alangsdorf6 years ago
Hi there! I am locating my tools and materials to build a greenland kayak. Question: I would prefer to make the 10-foot long version of the kayak, so I can easily store it in my apartment and manage to carry it down to river, as well. How does this change the lengths/dimensions of the wood I need? Also, what is the lightest wood (as in least dense) of pine, spruce, and the others you recommended? Thanks!
nativewater (author)  alangsdorf6 years ago
If you want to build a short boat, check out this option:
http://www.wolfgangbrinck.com/boats/tales/playboat.html

For a Greenland kayak, I would go with at least 12 feet since you have about 2 feet of overhang. A 10 foot boat would have an 8 foot waterline. You would want to go with a 24 inch beam. Other things to consider would be your weight.

Lightest weight wood for the gunwales would be western redcedar, after that spruce. Ribs can be anything that you can bend. Deckbeams can be redcedar or redwood.
(removed by author or community request)
Yeah, that should be 15/64 inch drill. I'll see about fixing that.
(removed by author or community request)
You can use a 1/4 inch mortising chisel for cutting the mortises. Or you can use a drill with a 1/4 inch bit to drill one hole on either end of the mortise and remove the wood in between with a chisel or a knife. The ribs should have some room to move inside the mortise when the boat flexes so this is not a precision operation as it would be if you were building furniture.
laxboydan6 years ago
Can u buy the wood at a lowes hardware store ???
nativewater (author)  laxboydan6 years ago
Yes, I've used wood from discount lumber places. If you make the gunwales 3/4 x 3-1/2 inches, then you can use wood with some knots as long as they're small, tight knots, not exceeding 1/2 inch. You can get the wood from anywhere as long as you can get wood in the 16 foot length. If you can't get wood in 16 foot lengths, you can scarf two shorter pieces together. Most books on wooden boat building have information on how to scarf boards together. See your local library.
dsetzer6 years ago
Do you have any wood type recommendations? Other than simply being knot free?
nativewater (author)  dsetzer6 years ago
For the 16 foot long stuff stick to softwoods like spruce, pine, fir. What is available will depend on your location. Deck beams are short so you can get usable lengths of wood out of construction lumber by cutting between the knots.
WilderLust7 years ago
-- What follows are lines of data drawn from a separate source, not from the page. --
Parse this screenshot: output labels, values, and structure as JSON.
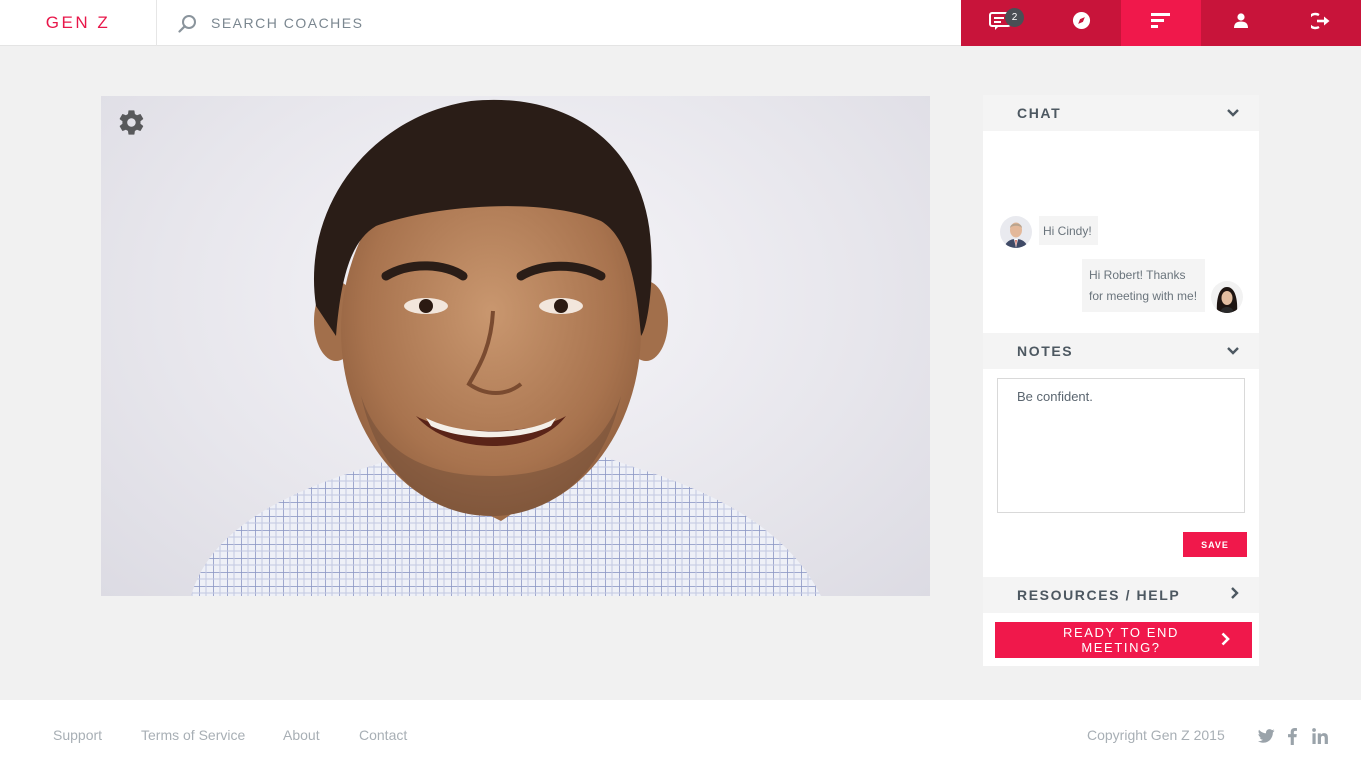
{
  "app": {
    "logo": "GEN Z"
  },
  "search": {
    "placeholder": "SEARCH COACHES"
  },
  "nav": {
    "messages_badge": "2",
    "items": [
      "messages-icon",
      "compass-icon",
      "menu-icon",
      "user-icon",
      "logout-icon"
    ],
    "active": "menu-icon"
  },
  "video": {
    "settings_icon": "gear-icon"
  },
  "chat": {
    "title": "CHAT",
    "messages": [
      {
        "sender": "coach",
        "text": "Hi Cindy!"
      },
      {
        "sender": "me",
        "text": "Hi Robert! Thanks for meeting with me!"
      }
    ]
  },
  "notes": {
    "title": "NOTES",
    "value": "Be confident.",
    "save_label": "SAVE"
  },
  "resources": {
    "title": "RESOURCES / HELP"
  },
  "end_meeting": {
    "label": "READY TO END MEETING?"
  },
  "footer": {
    "links": [
      "Support",
      "Terms of Service",
      "About",
      "Contact"
    ],
    "copyright": "Copyright Gen Z 2015",
    "social": [
      "twitter-icon",
      "facebook-icon",
      "linkedin-icon"
    ]
  },
  "colors": {
    "accent": "#f0184b",
    "nav_bg": "#c8143a",
    "logo": "#e8174a"
  }
}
very nice detailed instructions. i like the methodology you use here for ensuring symmetry, it really simplifies accuracy of the work being done. cheers :-) WL
cool part 2, i cant wait till its done.